Those who do strike out on their own find themselves spending a large fraction of their income just to pay rent. Between 2003 and 2013, the percentage of renters aged 25 to 34 considered “cost-burdened,” or spending more than 30 percent of their income on rent, increased from 40 to 46 percent, according to a study by Harvard University’s Joint Center for Housing Studies.
The decline in the official unemployment rate, routinely touted in the press as a sign of economic recovery, is in large measure due to the collapse in the labor force participation rate, currently at 62.6 percent, its lowest level in 38 years. Male labor force participation has fallen to its lowest level on record. The official unemployment rate is so at odds with the reality of mass unemployment in the United States that Jim Clifton, the head of the Gallup polling agency, this year called unemployment figures a “Big Lie.”
The jobs that have been added to the economy since the end of the recession are overwhelmingly in low-wage sectors. Despite modest job growth in the manufacturing industry, itself predicated on the slashing of wages in order to compete with low-wage countries such as China, there are still 1.5 million fewer manufacturing jobs in the United States than before the recession.
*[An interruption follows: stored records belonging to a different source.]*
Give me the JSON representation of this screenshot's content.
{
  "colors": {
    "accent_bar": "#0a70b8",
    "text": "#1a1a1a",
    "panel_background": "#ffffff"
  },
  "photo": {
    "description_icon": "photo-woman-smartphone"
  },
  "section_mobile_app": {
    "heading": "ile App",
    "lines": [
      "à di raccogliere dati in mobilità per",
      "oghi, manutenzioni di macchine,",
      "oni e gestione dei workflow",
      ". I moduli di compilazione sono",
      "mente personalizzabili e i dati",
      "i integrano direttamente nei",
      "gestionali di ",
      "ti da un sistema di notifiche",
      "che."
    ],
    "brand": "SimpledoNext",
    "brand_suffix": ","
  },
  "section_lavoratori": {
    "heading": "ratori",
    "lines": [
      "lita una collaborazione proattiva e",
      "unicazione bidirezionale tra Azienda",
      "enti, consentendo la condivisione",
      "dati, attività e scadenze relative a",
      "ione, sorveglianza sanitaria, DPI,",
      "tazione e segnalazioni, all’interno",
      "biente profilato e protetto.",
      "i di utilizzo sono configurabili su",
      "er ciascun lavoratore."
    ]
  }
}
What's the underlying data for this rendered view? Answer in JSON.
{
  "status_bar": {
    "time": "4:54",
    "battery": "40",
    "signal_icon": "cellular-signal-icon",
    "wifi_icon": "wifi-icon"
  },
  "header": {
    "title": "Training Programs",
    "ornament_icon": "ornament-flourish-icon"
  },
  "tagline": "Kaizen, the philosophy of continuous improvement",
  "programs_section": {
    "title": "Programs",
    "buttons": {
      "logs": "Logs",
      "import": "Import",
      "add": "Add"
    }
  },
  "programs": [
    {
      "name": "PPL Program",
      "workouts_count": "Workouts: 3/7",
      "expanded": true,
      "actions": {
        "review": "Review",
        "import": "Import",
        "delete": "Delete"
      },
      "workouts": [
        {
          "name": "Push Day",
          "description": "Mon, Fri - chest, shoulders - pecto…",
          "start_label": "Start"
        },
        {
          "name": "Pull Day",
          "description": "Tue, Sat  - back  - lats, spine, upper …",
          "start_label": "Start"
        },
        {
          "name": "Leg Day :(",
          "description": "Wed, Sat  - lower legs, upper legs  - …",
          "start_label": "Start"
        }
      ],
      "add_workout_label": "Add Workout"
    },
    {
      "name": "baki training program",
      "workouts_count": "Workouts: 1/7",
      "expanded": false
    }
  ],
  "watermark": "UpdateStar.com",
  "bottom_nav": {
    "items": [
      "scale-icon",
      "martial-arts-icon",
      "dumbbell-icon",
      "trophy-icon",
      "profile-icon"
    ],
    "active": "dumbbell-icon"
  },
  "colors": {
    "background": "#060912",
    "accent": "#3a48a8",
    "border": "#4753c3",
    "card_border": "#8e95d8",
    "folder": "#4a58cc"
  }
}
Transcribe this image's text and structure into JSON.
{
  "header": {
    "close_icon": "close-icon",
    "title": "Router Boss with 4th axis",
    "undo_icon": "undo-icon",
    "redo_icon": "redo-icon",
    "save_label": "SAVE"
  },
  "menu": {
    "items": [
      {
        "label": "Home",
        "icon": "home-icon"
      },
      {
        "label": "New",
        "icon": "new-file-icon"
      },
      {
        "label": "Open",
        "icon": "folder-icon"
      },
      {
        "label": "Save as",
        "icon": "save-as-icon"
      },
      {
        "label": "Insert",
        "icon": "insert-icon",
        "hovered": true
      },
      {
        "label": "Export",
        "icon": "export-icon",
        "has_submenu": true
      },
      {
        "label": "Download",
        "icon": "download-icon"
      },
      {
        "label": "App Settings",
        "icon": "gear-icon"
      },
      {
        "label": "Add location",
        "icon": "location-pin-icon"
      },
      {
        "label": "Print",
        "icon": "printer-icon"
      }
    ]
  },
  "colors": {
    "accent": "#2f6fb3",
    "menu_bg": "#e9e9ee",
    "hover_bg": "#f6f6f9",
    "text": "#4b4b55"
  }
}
Despite the millions of jobs lost during the 2007-2009 recession, the US economy has grown at a relatively anemic pace during the so-called recovery. On Thursday the US Commerce Department said that the US economy grew at an annualized rate of 2.3 percent in the second quarter of this year, below Wall Street analysts’ expectations of 2.7 percent.
The report also revised downward the government’s growth estimates from 2011 to 2014, from 2.3 percent to 2 percent, meaning that the most anemic post-recession period since the Great Depression has been even worse than initially thought.
The report noted that business investment continued to shrink in the second quarter. This has taken place despite the fact that American corporations are currently sitting on a cash hoard of $1.4 trillion. Rather than invest this money in new productive capital, raise wages, or hire workers, they are instead using it to buy back shares, increase dividends, and conduct ever-larger mergers and acquisitions.
Meanwhile, the ongoing slump in commodity prices is leading to mass layoffs in the mining and oil sectors. Last week, British mining conglomerate Anglo American announced plans to lay off one-third of its workforce, or 53,000 people, over the next few years. Oil companies, for their part, have slashed new investments and laid off more than 150,000 workers worldwide, as oil continues to trade under $50 per barrel.
The mounting poverty and inequality in the United States, which continues to grow unabated six years into the official “recovery,” finds noxious expression in all aspects of American society. The 2016 elections, which are on track to cost some $10 billion, are characterized by the emergence of individual billionaires directly bankrolling their own candidates. Meanwhile police violence against workers and poor people, the most visible expression of the violent and exploitative social relations within the United States, continues unabated, with 675 people having been killed by police so far this year.